### [RECORDS SUPPLIED]
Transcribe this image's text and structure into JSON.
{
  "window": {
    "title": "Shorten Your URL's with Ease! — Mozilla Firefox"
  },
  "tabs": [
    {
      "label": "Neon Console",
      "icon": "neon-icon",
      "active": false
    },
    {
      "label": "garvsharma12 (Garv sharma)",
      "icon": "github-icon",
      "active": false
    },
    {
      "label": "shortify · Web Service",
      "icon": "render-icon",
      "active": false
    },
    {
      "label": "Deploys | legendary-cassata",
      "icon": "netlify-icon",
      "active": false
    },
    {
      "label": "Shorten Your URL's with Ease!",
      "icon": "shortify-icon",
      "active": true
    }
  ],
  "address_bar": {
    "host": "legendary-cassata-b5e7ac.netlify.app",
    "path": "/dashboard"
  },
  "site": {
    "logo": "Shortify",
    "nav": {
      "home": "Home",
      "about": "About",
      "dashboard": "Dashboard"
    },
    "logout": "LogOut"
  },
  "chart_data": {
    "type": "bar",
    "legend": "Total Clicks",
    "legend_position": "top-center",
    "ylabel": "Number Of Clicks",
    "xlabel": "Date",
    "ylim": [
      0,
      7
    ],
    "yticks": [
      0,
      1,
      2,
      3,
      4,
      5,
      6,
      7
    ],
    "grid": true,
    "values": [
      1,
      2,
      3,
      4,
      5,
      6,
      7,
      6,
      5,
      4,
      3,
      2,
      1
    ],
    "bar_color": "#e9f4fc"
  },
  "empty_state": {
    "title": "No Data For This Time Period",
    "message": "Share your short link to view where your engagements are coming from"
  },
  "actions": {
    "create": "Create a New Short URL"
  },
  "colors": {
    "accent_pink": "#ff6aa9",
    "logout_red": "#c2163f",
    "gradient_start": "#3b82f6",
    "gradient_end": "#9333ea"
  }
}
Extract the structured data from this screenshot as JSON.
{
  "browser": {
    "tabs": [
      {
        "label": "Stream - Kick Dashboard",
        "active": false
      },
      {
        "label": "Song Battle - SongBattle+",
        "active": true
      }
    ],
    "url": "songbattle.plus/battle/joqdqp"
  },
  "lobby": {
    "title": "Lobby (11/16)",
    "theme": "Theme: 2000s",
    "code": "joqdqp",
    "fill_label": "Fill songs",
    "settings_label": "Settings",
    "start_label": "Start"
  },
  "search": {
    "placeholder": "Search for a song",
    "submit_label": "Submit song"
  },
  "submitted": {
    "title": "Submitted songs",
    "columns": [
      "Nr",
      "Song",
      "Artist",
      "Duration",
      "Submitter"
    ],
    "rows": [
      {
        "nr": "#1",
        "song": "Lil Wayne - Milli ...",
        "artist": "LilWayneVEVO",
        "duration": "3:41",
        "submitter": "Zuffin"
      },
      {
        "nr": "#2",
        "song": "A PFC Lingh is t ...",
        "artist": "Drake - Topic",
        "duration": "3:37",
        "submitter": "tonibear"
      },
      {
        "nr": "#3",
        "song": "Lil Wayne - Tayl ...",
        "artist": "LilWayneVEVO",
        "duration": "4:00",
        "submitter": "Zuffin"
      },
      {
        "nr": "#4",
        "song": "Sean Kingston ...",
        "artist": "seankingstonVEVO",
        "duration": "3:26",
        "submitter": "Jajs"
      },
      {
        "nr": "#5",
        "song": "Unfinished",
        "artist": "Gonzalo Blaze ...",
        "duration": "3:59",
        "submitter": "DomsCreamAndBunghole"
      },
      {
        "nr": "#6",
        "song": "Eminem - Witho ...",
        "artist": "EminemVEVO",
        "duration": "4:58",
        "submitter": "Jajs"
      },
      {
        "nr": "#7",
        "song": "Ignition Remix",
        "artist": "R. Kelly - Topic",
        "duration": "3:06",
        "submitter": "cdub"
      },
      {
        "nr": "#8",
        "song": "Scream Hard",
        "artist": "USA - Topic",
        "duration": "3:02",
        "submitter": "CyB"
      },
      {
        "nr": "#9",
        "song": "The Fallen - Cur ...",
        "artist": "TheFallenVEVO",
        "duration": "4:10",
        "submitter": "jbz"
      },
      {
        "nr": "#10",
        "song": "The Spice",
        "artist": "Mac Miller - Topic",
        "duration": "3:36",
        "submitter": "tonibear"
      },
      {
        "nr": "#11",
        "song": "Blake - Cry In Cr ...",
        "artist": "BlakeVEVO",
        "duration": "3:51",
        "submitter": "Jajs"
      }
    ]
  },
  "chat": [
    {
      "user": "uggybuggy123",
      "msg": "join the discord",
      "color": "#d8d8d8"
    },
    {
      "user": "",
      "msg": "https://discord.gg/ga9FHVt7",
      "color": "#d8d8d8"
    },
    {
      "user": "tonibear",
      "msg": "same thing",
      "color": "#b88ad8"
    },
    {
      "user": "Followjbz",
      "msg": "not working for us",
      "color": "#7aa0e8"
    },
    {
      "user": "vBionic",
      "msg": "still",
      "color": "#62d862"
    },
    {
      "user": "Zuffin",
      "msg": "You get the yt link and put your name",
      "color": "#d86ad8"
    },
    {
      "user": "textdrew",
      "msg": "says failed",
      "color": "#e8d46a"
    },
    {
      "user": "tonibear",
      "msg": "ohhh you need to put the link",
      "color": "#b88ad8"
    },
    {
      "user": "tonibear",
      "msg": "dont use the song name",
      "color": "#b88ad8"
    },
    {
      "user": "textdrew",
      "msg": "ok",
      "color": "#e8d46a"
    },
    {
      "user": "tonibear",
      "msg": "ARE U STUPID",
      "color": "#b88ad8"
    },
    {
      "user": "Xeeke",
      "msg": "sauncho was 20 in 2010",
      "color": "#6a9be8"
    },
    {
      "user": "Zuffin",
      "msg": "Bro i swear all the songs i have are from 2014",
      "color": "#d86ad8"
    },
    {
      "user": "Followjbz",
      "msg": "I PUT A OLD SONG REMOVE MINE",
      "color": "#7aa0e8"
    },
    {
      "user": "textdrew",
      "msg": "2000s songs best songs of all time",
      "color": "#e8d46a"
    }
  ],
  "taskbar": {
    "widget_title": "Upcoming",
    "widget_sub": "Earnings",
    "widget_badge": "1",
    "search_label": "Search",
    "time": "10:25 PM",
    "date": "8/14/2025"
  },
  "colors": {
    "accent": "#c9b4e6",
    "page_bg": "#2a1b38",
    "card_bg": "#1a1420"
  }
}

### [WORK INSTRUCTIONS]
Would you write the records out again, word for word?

### [ANSWER TO THE PROBLEM]
Transcribe this image's text and structure into JSON.
{
  "window": {
    "title": "Shorten Your URL's with Ease! — Mozilla Firefox"
  },
  "tabs": [
    {
      "label": "Neon Console",
      "icon": "neon-icon",
      "active": false
    },
    {
      "label": "garvsharma12 (Garv sharma)",
      "icon": "github-icon",
      "active": false
    },
    {
      "label": "shortify · Web Service",
      "icon": "render-icon",
      "active": false
    },
    {
      "label": "Deploys | legendary-cassata",
      "icon": "netlify-icon",
      "active": false
    },
    {
      "label": "Shorten Your URL's with Ease!",
      "icon": "shortify-icon",
      "active": true
    }
  ],
  "address_bar": {
    "host": "legendary-cassata-b5e7ac.netlify.app",
    "path": "/dashboard"
  },
  "site": {
    "logo": "Shortify",
    "nav": {
      "home": "Home",
      "about": "About",
      "dashboard": "Dashboard"
    },
    "logout": "LogOut"
  },
  "chart_data": {
    "type": "bar",
    "legend": "Total Clicks",
    "legend_position": "top-center",
    "ylabel": "Number Of Clicks",
    "xlabel": "Date",
    "ylim": [
      0,
      7
    ],
    "yticks": [
      0,
      1,
      2,
      3,
      4,
      5,
      6,
      7
    ],
    "grid": true,
    "values": [
      1,
      2,
      3,
      4,
      5,
      6,
      7,
      6,
      5,
      4,
      3,
      2,
      1
    ],
    "bar_color": "#e9f4fc"
  },
  "empty_state": {
    "title": "No Data For This Time Period",
    "message": "Share your short link to view where your engagements are coming from"
  },
  "actions": {
    "create": "Create a New Short URL"
  },
  "colors": {
    "accent_pink": "#ff6aa9",
    "logout_red": "#c2163f",
    "gradient_start": "#3b82f6",
    "gradient_end": "#9333ea"
  }
}
Extract the structured data from this screenshot as JSON.
{
  "browser": {
    "tabs": [
      {
        "label": "Stream - Kick Dashboard",
        "active": false
      },
      {
        "label": "Song Battle - SongBattle+",
        "active": true
      }
    ],
    "url": "songbattle.plus/battle/joqdqp"
  },
  "lobby": {
    "title": "Lobby (11/16)",
    "theme": "Theme: 2000s",
    "code": "joqdqp",
    "fill_label": "Fill songs",
    "settings_label": "Settings",
    "start_label": "Start"
  },
  "search": {
    "placeholder": "Search for a song",
    "submit_label": "Submit song"
  },
  "submitted": {
    "title": "Submitted songs",
    "columns": [
      "Nr",
      "Song",
      "Artist",
      "Duration",
      "Submitter"
    ],
    "rows": [
      {
        "nr": "#1",
        "song": "Lil Wayne - Milli ...",
        "artist": "LilWayneVEVO",
        "duration": "3:41",
        "submitter": "Zuffin"
      },
      {
        "nr": "#2",
        "song": "A PFC Lingh is t ...",
        "artist": "Drake - Topic",
        "duration": "3:37",
        "submitter": "tonibear"
      },
      {
        "nr": "#3",
        "song": "Lil Wayne - Tayl ...",
        "artist": "LilWayneVEVO",
        "duration": "4:00",
        "submitter": "Zuffin"
      },
      {
        "nr": "#4",
        "song": "Sean Kingston ...",
        "artist": "seankingstonVEVO",
        "duration": "3:26",
        "submitter": "Jajs"
      },
      {
        "nr": "#5",
        "song": "Unfinished",
        "artist": "Gonzalo Blaze ...",
        "duration": "3:59",
        "submitter": "DomsCreamAndBunghole"
      },
      {
        "nr": "#6",
        "song": "Eminem - Witho ...",
        "artist": "EminemVEVO",
        "duration": "4:58",
        "submitter": "Jajs"
      },
      {
        "nr": "#7",
        "song": "Ignition Remix",
        "artist": "R. Kelly - Topic",
        "duration": "3:06",
        "submitter": "cdub"
      },
      {
        "nr": "#8",
        "song": "Scream Hard",
        "artist": "USA - Topic",
        "duration": "3:02",
        "submitter": "CyB"
      },
      {
        "nr": "#9",
        "song": "The Fallen - Cur ...",
        "artist": "TheFallenVEVO",
        "duration": "4:10",
        "submitter": "jbz"
      },
      {
        "nr": "#10",
        "song": "The Spice",
        "artist": "Mac Miller - Topic",
        "duration": "3:36",
        "submitter": "tonibear"
      },
      {
        "nr": "#11",
        "song": "Blake - Cry In Cr ...",
        "artist": "BlakeVEVO",
        "duration": "3:51",
        "submitter": "Jajs"
      }
    ]
  },
  "chat": [
    {
      "user": "uggybuggy123",
      "msg": "join the discord",
      "color": "#d8d8d8"
    },
    {
      "user": "",
      "msg": "https://discord.gg/ga9FHVt7",
      "color": "#d8d8d8"
    },
    {
      "user": "tonibear",
      "msg": "same thing",
      "color": "#b88ad8"
    },
    {
      "user": "Followjbz",
      "msg": "not working for us",
      "color": "#7aa0e8"
    },
    {
      "user": "vBionic",
      "msg": "still",
      "color": "#62d862"
    },
    {
      "user": "Zuffin",
      "msg": "You get the yt link and put your name",
      "color": "#d86ad8"
    },
    {
      "user": "textdrew",
      "msg": "says failed",
      "color": "#e8d46a"
    },
    {
      "user": "tonibear",
      "msg": "ohhh you need to put the link",
      "color": "#b88ad8"
    },
    {
      "user": "tonibear",
      "msg": "dont use the song name",
      "color": "#b88ad8"
    },
    {
      "user": "textdrew",
      "msg": "ok",
      "color": "#e8d46a"
    },
    {
      "user": "tonibear",
      "msg": "ARE U STUPID",
      "color": "#b88ad8"
    },
    {
      "user": "Xeeke",
      "msg": "sauncho was 20 in 2010",
      "color": "#6a9be8"
    },
    {
      "user": "Zuffin",
      "msg": "Bro i swear all the songs i have are from 2014",
      "color": "#d86ad8"
    },
    {
      "user": "Followjbz",
      "msg": "I PUT A OLD SONG REMOVE MINE",
      "color": "#7aa0e8"
    },
    {
      "user": "textdrew",
      "msg": "2000s songs best songs of all time",
      "color": "#e8d46a"
    }
  ],
  "taskbar": {
    "widget_title": "Upcoming",
    "widget_sub": "Earnings",
    "widget_badge": "1",
    "search_label": "Search",
    "time": "10:25 PM",
    "date": "8/14/2025"
  },
  "colors": {
    "accent": "#c9b4e6",
    "page_bg": "#2a1b38",
    "card_bg": "#1a1420"
  }
}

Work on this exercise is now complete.